■ Problem to solve:
Filter the entries below, keeping only lines with "this".

Records from a collection
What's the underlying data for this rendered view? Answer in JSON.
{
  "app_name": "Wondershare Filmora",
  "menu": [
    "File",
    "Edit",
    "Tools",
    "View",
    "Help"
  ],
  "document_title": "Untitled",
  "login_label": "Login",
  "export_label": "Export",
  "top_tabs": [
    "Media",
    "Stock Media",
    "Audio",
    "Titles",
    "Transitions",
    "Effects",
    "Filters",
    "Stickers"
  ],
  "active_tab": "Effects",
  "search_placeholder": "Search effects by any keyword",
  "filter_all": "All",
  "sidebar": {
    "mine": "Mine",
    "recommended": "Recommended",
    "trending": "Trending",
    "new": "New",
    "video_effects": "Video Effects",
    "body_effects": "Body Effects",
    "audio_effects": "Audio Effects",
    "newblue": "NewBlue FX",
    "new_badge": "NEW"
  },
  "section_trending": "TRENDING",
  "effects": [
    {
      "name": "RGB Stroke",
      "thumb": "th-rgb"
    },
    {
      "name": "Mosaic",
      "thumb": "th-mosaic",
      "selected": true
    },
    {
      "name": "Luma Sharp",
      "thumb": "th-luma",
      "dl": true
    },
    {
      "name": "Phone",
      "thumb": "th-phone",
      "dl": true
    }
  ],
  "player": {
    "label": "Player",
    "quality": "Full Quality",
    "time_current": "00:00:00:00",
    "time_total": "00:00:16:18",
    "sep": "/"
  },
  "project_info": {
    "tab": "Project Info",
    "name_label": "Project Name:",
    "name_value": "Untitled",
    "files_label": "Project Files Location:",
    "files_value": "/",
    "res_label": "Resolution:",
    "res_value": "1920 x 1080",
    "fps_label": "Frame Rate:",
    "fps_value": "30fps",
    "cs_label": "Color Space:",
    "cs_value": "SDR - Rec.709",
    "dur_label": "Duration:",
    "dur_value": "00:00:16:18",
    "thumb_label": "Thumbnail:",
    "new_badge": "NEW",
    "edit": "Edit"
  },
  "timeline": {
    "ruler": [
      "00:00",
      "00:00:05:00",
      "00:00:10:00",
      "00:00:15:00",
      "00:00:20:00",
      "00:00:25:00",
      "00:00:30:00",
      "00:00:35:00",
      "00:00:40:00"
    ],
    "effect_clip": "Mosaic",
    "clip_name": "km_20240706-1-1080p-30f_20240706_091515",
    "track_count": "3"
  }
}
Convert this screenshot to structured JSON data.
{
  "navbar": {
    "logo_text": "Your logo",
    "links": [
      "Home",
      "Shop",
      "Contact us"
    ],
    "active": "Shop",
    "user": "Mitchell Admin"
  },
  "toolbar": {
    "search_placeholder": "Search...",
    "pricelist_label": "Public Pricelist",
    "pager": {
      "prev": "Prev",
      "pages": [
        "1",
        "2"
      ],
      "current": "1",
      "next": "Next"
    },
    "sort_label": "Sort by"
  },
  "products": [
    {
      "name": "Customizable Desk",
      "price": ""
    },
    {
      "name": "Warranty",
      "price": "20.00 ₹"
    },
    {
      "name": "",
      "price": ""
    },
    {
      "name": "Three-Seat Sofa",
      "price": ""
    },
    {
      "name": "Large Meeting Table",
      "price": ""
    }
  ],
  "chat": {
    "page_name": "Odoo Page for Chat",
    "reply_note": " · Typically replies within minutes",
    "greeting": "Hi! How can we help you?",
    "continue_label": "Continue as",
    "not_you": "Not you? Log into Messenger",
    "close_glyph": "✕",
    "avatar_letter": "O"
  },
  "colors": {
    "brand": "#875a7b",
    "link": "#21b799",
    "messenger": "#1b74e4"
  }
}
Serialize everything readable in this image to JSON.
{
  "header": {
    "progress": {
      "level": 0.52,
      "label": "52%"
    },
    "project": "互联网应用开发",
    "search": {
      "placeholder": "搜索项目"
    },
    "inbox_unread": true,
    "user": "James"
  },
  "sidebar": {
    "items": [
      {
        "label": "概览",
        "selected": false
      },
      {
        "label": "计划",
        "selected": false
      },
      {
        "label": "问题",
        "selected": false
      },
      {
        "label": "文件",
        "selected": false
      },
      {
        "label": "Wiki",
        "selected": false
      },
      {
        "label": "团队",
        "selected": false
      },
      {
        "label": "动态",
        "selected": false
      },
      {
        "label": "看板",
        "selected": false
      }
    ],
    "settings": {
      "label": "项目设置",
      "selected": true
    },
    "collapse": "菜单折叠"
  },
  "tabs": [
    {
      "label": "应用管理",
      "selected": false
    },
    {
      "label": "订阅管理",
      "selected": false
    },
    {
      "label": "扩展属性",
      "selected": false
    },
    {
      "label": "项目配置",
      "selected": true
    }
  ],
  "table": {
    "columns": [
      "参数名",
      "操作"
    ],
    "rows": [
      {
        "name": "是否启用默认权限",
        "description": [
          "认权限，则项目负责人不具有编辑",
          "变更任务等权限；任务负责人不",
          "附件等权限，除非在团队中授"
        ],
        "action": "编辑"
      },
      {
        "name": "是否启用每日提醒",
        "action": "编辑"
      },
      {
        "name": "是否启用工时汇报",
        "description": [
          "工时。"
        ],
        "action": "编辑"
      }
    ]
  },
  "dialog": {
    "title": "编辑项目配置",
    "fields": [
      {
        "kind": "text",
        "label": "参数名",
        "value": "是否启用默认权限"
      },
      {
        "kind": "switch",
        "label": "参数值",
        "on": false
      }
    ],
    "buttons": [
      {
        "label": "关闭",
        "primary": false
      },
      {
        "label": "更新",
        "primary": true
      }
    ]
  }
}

■ Exercise answer:
What's the underlying data for this rendered view? Answer in JSON.
Convert this screenshot to structured JSON data.
Serialize everything readable in this image to JSON.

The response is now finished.